Confocal microscope acquisition opens new possibilities at IU Light Microscopy Imaging Center

Down the stairs near the first floor entrance of Myers Hall on the IU Bloomington campus, IU scientists are peering beyond what’s visible to the naked eye to reveal the complex hidden mechanisms that drive biology, chemistry and other processes in the natural world.

The IU Light Microscopy Imaging Center is home to nearly a dozen extremely powerful instruments capable of, among other things, tracing the delicate contours of the brain, mapping a chemical’s path though cellular channels or capturing the smallest details of an iridescent insect’s wing.


A 3-D image of a cladoceran, or water flea, created using the new instrument.
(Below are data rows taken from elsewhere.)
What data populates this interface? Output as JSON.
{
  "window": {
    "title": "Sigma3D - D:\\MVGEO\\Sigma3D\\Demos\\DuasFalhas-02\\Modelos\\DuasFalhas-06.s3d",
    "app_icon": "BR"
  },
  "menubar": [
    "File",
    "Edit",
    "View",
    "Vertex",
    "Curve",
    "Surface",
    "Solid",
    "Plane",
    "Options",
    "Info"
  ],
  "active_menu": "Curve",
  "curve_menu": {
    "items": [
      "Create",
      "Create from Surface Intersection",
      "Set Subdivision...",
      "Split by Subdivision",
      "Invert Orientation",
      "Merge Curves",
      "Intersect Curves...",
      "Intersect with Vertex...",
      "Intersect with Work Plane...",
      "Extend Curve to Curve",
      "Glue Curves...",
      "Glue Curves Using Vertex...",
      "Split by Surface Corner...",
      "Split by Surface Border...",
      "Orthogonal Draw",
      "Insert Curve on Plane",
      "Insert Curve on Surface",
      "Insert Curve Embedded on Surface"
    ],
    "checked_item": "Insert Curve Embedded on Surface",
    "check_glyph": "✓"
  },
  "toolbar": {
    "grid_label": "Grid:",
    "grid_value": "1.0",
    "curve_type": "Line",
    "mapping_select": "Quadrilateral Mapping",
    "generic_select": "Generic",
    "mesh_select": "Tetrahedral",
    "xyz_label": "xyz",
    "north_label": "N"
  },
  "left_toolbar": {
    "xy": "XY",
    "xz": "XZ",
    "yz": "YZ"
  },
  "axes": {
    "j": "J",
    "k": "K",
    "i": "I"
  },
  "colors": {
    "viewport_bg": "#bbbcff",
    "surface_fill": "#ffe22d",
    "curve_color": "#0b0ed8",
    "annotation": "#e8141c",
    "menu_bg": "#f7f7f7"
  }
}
Image courtesy Eduardo Zattara

Recently, the center acquired the latest in its collection of ultra-advanced imaging technology: a Leica TCS SP8 spectral confocal microscope system.

A confocal microscope uses a combination of intense laser illumination and ultra-sensitive light detectors to capture the interior details of microscopically small objects layer by layer, after which the images are automatically reconstructed to create a 3-D picture.

The high-powered instrument, which was acquired with support from the IU Bloomington College of Arts and Sciences and Office of the Vice President for Research, is the first upgrade of this particular technology at the Light Microscopy Imaging Center since 2007 – a significant leap in power and capability, including the ability to capture near-real-time images.

“Up until recently, the majority of imaging technology has only been able to provide scientists with structural information; the real cutting-edge is real-time imaging,” said Jeff Zaleski, a professor in the College’s Department of Chemistry and associate vice provost for sciences at IU Bloomington. “Today, our researchers need the ability to see changes in structural events in real time and watch processes as they happen — to view not just biological structures but also the actual physical processes that occur during those events. This new instrument moves us significantly further in that direction.”

The brand name of the new instrument may be familiar to photography enthusiasts, but the Leica TCS SP8 isn’t merely a high-powered camera – or even a typical confocal microscope. The instrument boasts myriad detectors and electronics not found in “off-the-shelf” systems.


A cutaway reconstruction of a growing beetle horn. Image courtesy Eduardo Zattara

Instead, IU’s custom-built system was designed to accommodate the advanced capabilities required by investigators at a major research university, said Sid Shaw, associate professor in the College of Arts and Sciences’ Department of Biology and technical director at the imaging center, who expects the new technology to provide services to IU departments beyond biology, such as chemistry and biochemistry.

“These commercial systems are sort of like cars; there is a base model that you configure for your particular needs,” Shaw added. “In our case, it’s more Ferrari, less Yugo.”

Since the instrument can capture near-real-time images, the Leica TCS SP8 is also better suited to research that uses live samples, said Jim Powers, an assistant research scientist in the Department of Biology, who serves as imaging center manager.

He also highlighted the instrument’s white light laser, which makes the system compatible with any fluorescent probe — the technology used to differentiate biological structures under investigation (a specific protein, for example) from the surrounding matter by causing them to light up, or “excite,” under laser light.

This feature is significant for the center because its earlier confocal microscope was limited to only seven probes. If a researcher came to the center with a painstakingly prepared sample — but neglected to use one of the correct probes — they simply could not image it. “Now, it’s pretty much unlimited,” Powers said.

LMIC Manager Jim Powers uses the Leica TCS SP8 spectral confocal microscope system. Image by Kevin Fryling

Among the first images captured using the new instrument are two beautiful, highly detailed pictures of insect structures created by Eduardo Zattara, a postdoctoral research fellow in the lab of Armin Moczek, a professor in the Department of Biology whose work concerns the evolution and development of beetle horns.

One image shows a cutaway reconstruction of a growing horn, a test image for an experiment investigating specific aspects of the horn’s development. The other shows a cladoceran, or water flea, collected from the lily pond by the Herman B Wells Library. The natural “auto-fluorescent” properties of the arthropods’ shell provides dramatic contours to the creature’s image as it rotates in 360 degrees.

It’s these sorts of capabilities that helped the Leica TCS SP8 win out over other similar instruments, four of which were physically transported to campus over the summer for interested researchers to “test run” the new technology.

The current system was officially installed at the Light Microscopy Imaging Center near the end of the fall semester. After a long wait, Powers is pleased to finally offer training sessions on the instrument. These personal sessions, which began recently, will extend through this semester and beyond.

Researchers interesting in training on the Leica SP8 can set up an appointment by emailing

Video by Eduardo Zattara